Remember Agne’s food-growing experiment in the forest garden that started back in early June?
The picture above shows her courgette, chard and pumpkin taking shape in July.
You can see the original blog post about the garden transformation over lockdown here: https://plantingup.co.uk/building-our-community-garden/a-tranformational-experiment-over-lockdown/
This is an update on how it’s now looking…
The courgettes, chard and pumpkin that Agne planted have flourished. So much so, that there are surplus courgettes available now.
Agne has emailed to say that the courgettes are producing 2 -3 fruit every week that are ready for picking.
You can see from her pictures that there are large ones to be picked and smaller ones coming through all the time.
The artists at Westbury Arts Centre have been asked to take what they like, and all Planting Up members are encouraged to pop by and pick courgettes and chard to take home too.
Please leave the pumpkins (seen pictured here) as they still have some time to grow to their full potential to be ready for eating.
Agne picked two overgrown courgettes, also classed as marrow, and shared them on Olio – the fast, free and friendly mobile app for food-sharing, aiming to reduce food waste by connecting people with surplus food to those who need/want it.
Olio is renowned for being fast but I was amazed to hear that Agne’s collection was arranged in less than 5 minutes!
Please feel free to drop into Westbury Arts Centre and help yourself to the courgettes that are ready for picking and eating.
Although we have tried the courgettes from our forest garden and they taste delicious (no bitterness at all by all reports), we thought it best to share this notice so that people are aware to be cautious when eating any fruit/veg from the squash family, no matter where it comes from.
A member of the group has messaged to alert us to increased risk of “curcurbit poisoning” in the cucurbitaceae family of flowering plants that include courgettes, cucumbers, pumpkins, squash and melon this year.

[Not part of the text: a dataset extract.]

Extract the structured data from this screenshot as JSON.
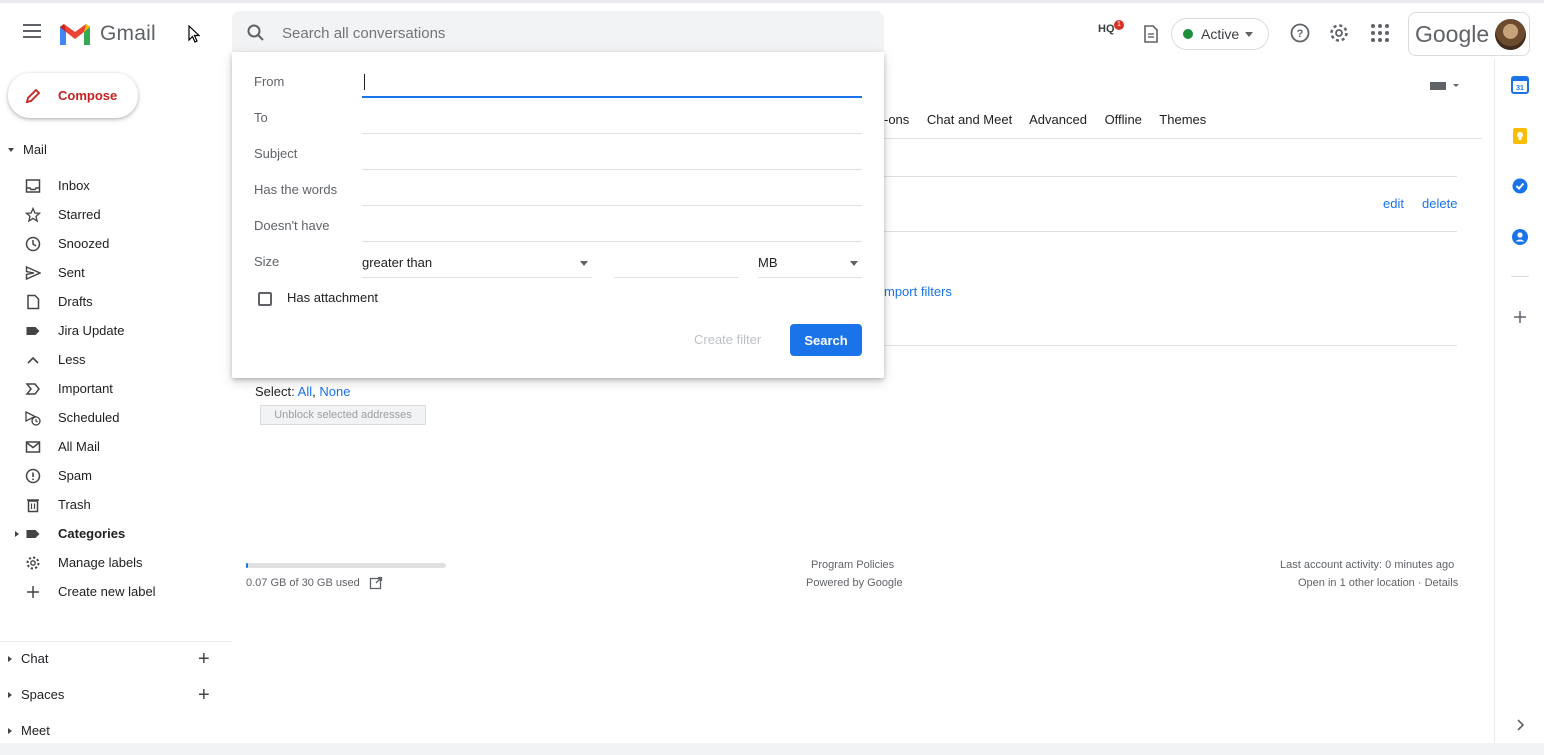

The best advice to determine whether it will make you sick is to cut off a small piece and lick it. Then, if it tastes bitter, do not eat it and immediately throw it away.